City of Gatineau, 2 police officers to pay $18K in racial profiling case
Police stopped, searched, arrested man who didn't fully match description of suspect
The City of Gatineau and two of its police officers have been ordered to pay $18,000 to a Black man who was deemed a victim of racial profiling by Quebec's Human Rights Tribunal.
The ruling is about an incident in December 2013, when two Gatineau police officers, Éric Bélanger and Jason Bruneau, stopped, searched and arrested a man they suspected was involved in a domestic violence complaint.
The officers were looking for a suspect identified by name and described as a Black man carrying a knife. He was also described as six-feet-one-inch in height, wearing a black coat and grey sweat pants, with long hair tied up.
But the man they ended up stopping did not fully match the description, according to the tribunal's decision.
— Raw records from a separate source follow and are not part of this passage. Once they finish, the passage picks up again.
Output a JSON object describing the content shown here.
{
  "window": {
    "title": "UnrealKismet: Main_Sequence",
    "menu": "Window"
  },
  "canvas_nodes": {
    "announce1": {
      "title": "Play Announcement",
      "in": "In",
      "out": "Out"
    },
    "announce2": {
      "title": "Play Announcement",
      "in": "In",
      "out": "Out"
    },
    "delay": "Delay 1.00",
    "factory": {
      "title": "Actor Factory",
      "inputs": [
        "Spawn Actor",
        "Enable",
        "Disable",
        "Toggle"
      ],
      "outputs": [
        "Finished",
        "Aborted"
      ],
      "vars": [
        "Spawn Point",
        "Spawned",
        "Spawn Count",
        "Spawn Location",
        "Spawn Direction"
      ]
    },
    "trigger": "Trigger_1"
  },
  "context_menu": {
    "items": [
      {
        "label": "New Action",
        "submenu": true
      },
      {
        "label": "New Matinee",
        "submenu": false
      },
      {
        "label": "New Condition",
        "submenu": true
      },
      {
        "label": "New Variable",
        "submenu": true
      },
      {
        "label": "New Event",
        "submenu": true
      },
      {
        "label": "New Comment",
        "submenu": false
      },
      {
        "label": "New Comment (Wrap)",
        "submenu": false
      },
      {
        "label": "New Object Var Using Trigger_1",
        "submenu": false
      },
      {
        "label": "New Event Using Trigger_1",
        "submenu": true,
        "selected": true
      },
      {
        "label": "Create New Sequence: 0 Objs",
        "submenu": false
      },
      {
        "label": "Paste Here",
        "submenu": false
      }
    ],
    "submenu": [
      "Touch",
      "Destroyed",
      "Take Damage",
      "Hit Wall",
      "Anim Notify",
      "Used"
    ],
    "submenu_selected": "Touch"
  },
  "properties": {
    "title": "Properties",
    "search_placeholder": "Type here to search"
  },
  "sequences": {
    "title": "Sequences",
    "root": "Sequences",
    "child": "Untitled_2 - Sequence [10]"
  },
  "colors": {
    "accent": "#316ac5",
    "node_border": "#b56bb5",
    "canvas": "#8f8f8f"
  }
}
The victim said he was leaving a convenience store when he was stopped and searched twice, even after identifying himself to police.
With the exception of being Black, the victim was wearing different clothes: a grey hooded sweatshirt and faded blue jeans. His hair was also shaved.
The man told officers during his arrest that he believed it was an act of racial profiling, states the tribunal's decision.
Police ignored evidence: commissioner
In her ruling, the commissioner said the officers changed the description of the suspect and ignored clear signs, like the man's short hair, that would confirm they were searching and arresting the wrong person.
She also said that because officer Bruneau admits at one point that the man is not the suspect they were looking for, arresting him was unreasonable, as was a second search.
The commissioner also questioned why a complaint the victim filed with the police ethics commissioner days later was dismissed.
The commissioner ruled that the city and the two police officers pay a total of $18,000 to the victim. In addition to the fine, the commissioner also had recommendations.
She requested the city both train its police officers about the risks of racial profiling. She also said the city should create guidelines to identify and control racial profiling by police officers.
In response, the Service de police de la Ville de Gatineau (SPVG) said it wouldn't comment on the ruling because it may appeal the decision, but that there is zero tolerance for racial profiling from its members.
It said in recent years, SPVG has taken several steps to counter racial profiling, including training for its members, making services more accessible for ethnocultural groups and that it is talking with those groups to identify the challenges they face during interactions with police.
With files from Radio Canada